* WHAT YOU NEED TO DO *
Whenever a line in the data holds the string "Error", copy that line.

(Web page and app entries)
──────────

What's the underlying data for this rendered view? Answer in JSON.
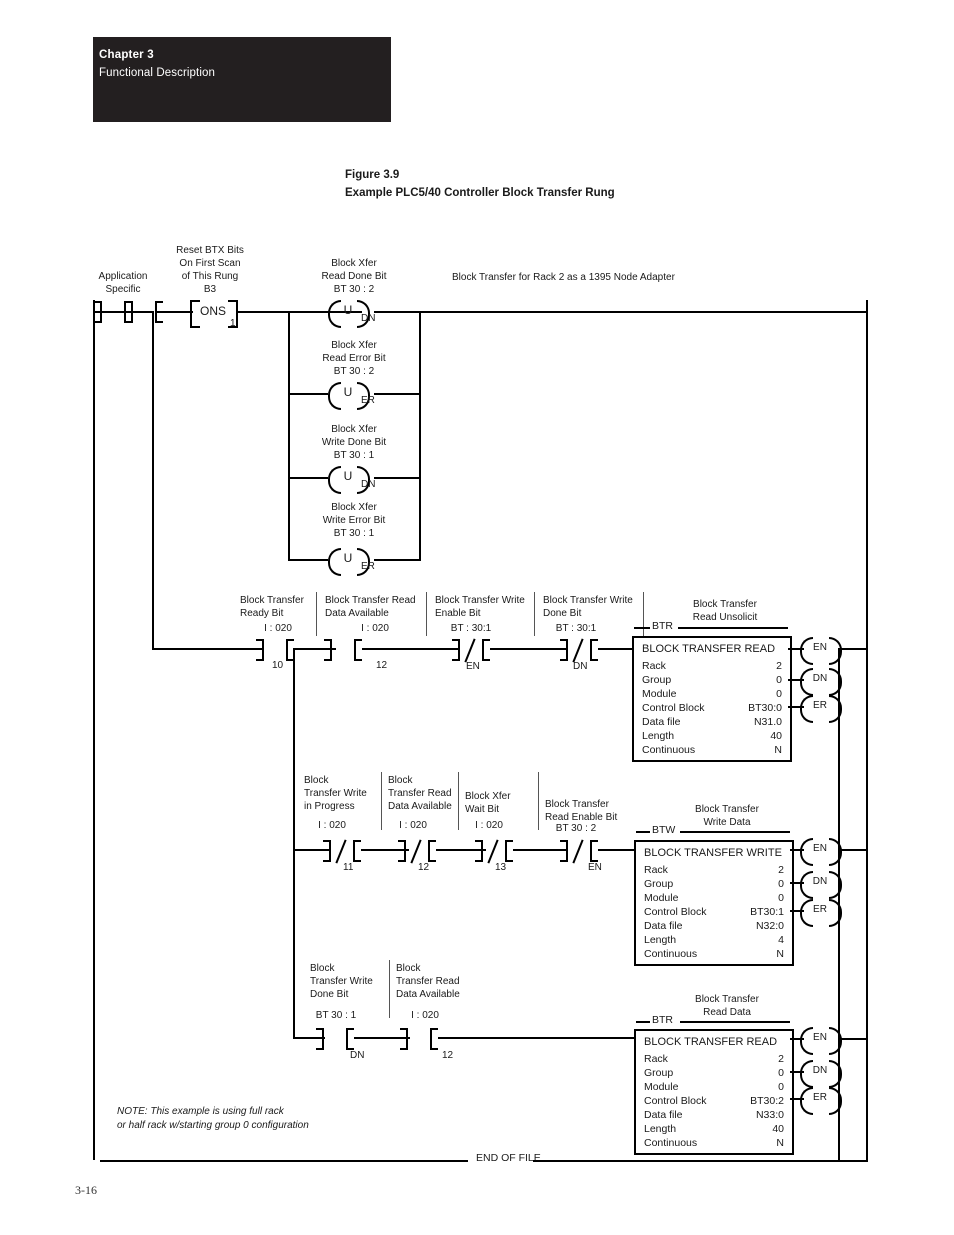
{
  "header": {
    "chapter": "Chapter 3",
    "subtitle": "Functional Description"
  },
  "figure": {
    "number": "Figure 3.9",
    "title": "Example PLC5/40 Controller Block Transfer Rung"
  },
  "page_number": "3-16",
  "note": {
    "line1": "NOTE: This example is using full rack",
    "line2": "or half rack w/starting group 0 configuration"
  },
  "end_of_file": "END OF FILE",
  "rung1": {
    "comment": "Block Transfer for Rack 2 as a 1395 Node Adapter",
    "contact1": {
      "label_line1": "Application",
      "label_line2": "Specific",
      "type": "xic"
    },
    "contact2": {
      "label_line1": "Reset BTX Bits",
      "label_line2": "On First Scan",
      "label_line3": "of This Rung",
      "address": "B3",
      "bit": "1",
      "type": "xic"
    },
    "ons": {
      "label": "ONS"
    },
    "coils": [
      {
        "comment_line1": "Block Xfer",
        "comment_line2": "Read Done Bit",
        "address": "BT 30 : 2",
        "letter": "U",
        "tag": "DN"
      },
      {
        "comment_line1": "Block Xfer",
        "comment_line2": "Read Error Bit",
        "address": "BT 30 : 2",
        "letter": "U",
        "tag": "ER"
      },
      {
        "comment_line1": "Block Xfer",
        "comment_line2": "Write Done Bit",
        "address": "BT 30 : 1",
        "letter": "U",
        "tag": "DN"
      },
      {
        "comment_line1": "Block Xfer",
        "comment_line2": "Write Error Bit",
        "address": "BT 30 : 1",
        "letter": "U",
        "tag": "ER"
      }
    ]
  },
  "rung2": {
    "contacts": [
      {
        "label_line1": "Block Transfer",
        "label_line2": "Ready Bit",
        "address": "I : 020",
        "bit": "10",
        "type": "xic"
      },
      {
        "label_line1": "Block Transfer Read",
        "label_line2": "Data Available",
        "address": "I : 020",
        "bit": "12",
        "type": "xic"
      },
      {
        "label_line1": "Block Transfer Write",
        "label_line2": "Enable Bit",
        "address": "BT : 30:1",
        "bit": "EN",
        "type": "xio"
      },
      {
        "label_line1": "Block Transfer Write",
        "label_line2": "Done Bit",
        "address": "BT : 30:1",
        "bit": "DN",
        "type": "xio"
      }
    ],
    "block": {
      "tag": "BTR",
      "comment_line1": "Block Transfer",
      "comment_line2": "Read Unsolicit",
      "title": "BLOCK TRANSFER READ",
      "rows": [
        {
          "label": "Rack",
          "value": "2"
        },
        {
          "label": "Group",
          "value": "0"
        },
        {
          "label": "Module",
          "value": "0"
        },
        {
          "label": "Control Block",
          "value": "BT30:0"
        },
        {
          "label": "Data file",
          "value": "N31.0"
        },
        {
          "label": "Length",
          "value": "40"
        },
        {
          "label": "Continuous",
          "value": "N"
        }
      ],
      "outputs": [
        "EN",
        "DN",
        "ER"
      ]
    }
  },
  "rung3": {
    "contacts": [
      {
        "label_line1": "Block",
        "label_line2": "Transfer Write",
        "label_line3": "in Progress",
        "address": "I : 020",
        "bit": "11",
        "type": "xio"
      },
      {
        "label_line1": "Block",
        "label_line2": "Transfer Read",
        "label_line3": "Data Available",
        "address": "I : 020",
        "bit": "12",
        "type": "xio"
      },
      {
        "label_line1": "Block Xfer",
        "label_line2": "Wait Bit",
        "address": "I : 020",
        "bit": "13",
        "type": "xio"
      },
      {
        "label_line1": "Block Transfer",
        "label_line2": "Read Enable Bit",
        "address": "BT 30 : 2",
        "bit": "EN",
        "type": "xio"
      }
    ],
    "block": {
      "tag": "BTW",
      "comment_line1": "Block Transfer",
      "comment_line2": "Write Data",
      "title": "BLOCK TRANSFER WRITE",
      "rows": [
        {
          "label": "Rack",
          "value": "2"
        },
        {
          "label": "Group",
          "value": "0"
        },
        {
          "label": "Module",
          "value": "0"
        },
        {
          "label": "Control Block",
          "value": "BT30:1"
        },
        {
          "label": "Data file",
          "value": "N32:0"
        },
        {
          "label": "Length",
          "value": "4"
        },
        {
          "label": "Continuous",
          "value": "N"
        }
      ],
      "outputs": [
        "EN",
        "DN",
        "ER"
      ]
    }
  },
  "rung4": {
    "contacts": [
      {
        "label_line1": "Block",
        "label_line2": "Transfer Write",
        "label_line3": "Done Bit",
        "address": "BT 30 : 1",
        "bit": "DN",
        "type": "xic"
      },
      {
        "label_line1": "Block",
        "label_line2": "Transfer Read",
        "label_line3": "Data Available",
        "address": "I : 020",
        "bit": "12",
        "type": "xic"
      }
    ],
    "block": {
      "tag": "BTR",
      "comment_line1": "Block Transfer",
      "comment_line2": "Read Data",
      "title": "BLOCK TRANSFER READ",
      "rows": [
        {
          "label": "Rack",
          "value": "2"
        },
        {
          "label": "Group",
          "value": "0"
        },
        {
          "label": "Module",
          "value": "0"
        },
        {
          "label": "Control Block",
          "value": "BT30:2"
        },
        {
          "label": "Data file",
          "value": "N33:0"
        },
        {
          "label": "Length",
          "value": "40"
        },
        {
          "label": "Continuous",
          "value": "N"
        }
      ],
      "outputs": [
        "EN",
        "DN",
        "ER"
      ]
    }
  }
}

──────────

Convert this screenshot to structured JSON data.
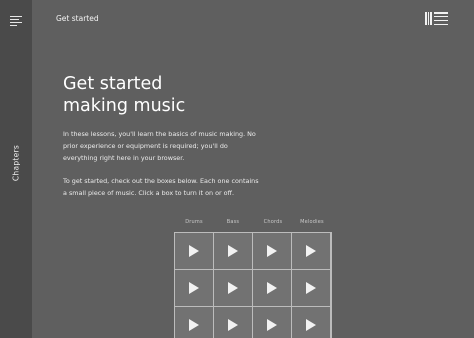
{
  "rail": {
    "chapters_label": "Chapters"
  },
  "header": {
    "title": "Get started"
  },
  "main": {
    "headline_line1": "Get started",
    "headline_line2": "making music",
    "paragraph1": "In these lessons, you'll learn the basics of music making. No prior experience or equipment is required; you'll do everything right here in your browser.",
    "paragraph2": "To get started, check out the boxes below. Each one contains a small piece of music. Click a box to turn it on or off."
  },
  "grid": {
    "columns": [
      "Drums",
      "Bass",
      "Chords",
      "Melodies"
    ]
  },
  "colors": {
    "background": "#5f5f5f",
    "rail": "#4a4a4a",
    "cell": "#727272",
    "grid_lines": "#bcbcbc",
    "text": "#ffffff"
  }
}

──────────

* RESPONSE TO THIS TASK *
        "comment_line2": "Read Error Bit",
        "comment_line2": "Write Error Bit",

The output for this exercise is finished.